Data Block Start
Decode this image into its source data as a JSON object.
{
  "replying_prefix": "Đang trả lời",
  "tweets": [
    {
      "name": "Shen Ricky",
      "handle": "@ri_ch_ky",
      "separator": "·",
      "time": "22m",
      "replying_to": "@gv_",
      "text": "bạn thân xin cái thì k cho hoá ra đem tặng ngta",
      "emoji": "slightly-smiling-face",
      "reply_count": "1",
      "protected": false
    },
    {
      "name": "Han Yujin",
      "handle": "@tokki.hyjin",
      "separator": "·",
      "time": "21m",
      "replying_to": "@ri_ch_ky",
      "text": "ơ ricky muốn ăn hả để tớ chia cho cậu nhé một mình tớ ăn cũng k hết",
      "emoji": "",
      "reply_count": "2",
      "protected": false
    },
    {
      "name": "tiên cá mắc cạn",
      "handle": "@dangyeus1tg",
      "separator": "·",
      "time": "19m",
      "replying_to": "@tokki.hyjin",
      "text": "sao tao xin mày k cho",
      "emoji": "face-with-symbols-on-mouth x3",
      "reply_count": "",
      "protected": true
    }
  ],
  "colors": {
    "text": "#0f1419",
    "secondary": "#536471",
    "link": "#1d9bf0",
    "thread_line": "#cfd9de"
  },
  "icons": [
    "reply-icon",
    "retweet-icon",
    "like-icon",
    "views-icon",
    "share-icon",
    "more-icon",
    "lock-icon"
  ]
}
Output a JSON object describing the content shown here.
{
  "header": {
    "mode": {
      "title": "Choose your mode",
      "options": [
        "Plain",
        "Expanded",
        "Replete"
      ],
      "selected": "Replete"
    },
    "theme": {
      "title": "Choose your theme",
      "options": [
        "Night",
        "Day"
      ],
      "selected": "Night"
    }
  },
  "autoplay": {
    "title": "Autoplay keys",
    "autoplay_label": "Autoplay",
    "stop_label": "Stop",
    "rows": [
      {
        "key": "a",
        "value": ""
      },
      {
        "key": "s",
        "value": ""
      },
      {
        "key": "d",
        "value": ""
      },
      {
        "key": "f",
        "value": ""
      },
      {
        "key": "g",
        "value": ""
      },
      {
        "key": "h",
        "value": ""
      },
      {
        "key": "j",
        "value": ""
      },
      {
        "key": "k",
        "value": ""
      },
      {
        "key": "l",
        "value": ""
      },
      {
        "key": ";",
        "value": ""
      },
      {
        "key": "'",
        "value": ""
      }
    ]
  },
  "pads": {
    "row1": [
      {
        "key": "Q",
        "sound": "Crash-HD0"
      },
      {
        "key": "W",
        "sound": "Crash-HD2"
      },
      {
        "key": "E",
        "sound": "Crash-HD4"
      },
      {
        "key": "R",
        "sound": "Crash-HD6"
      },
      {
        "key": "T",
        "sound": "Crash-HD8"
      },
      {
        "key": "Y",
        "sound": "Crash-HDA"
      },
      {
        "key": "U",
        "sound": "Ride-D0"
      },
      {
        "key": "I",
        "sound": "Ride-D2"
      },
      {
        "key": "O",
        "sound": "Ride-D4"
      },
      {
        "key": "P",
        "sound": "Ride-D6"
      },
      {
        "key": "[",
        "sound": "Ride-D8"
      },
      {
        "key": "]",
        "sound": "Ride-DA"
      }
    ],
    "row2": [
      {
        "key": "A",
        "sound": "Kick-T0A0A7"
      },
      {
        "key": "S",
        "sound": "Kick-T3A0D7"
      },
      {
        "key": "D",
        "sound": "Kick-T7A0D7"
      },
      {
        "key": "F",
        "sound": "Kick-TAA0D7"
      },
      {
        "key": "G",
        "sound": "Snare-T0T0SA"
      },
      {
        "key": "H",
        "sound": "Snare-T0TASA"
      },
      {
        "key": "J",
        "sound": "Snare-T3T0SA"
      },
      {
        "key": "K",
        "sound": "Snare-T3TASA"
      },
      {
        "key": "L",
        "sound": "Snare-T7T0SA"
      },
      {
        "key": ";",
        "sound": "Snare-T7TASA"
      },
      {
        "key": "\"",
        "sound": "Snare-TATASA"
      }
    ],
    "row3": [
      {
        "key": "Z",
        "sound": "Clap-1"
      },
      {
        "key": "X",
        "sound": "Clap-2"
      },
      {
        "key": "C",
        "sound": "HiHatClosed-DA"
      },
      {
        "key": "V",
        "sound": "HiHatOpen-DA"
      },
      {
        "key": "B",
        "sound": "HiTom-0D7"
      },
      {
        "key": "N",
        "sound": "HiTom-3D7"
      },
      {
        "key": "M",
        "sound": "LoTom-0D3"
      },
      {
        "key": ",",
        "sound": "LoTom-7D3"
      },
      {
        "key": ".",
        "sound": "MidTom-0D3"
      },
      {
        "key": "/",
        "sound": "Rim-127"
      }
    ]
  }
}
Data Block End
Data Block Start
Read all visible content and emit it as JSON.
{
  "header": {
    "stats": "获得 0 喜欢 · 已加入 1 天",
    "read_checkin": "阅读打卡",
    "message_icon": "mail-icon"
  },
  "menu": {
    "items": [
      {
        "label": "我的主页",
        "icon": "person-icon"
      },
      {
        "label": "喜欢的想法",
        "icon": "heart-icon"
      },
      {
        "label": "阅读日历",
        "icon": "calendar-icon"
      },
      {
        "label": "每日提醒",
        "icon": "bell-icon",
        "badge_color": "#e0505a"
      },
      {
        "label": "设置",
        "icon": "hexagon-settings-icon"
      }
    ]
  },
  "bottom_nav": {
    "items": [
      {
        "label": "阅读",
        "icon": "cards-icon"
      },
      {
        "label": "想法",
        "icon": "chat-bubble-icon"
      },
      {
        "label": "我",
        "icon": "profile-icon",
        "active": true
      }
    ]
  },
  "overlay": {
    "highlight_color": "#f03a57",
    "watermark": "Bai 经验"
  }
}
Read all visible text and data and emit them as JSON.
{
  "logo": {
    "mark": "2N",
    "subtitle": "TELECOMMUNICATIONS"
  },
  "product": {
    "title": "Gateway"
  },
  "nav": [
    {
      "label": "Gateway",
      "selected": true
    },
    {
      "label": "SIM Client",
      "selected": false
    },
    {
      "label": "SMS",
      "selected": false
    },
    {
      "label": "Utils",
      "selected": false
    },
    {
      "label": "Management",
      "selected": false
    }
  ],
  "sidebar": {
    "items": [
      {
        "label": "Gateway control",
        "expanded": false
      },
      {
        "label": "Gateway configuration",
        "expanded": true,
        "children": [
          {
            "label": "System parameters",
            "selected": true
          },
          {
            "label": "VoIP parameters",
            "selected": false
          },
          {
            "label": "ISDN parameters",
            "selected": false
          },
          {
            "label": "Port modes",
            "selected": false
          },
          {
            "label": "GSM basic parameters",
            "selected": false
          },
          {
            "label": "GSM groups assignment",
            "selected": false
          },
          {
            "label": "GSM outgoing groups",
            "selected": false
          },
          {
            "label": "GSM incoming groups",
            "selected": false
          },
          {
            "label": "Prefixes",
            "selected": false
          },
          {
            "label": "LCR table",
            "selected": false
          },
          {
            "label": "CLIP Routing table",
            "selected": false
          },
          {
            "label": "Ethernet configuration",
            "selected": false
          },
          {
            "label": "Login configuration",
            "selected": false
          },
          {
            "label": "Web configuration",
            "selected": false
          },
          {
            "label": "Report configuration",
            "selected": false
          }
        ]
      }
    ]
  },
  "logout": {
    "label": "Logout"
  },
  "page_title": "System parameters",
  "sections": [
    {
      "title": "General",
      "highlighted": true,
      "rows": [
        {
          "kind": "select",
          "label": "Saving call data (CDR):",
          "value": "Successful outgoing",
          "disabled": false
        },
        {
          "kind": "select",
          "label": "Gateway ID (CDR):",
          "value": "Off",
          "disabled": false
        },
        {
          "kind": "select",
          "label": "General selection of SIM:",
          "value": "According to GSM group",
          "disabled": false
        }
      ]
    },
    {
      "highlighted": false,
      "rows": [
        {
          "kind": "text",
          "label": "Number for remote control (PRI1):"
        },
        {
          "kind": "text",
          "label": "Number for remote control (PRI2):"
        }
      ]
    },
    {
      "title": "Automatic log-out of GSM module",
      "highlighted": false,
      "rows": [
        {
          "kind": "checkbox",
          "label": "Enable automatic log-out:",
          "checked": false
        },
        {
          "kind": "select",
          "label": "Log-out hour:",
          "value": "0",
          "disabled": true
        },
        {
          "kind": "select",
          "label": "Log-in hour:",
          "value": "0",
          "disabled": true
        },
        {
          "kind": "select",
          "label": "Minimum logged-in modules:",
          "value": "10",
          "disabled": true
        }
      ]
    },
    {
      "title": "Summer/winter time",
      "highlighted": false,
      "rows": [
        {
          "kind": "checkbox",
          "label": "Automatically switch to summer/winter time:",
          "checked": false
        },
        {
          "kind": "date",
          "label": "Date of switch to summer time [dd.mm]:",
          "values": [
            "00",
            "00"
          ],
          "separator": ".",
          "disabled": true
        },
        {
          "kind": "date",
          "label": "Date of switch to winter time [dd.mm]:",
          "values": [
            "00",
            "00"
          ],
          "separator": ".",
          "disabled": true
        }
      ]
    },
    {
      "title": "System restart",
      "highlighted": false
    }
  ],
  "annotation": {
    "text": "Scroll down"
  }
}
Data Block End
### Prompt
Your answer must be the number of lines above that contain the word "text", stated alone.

### Finished exercise
8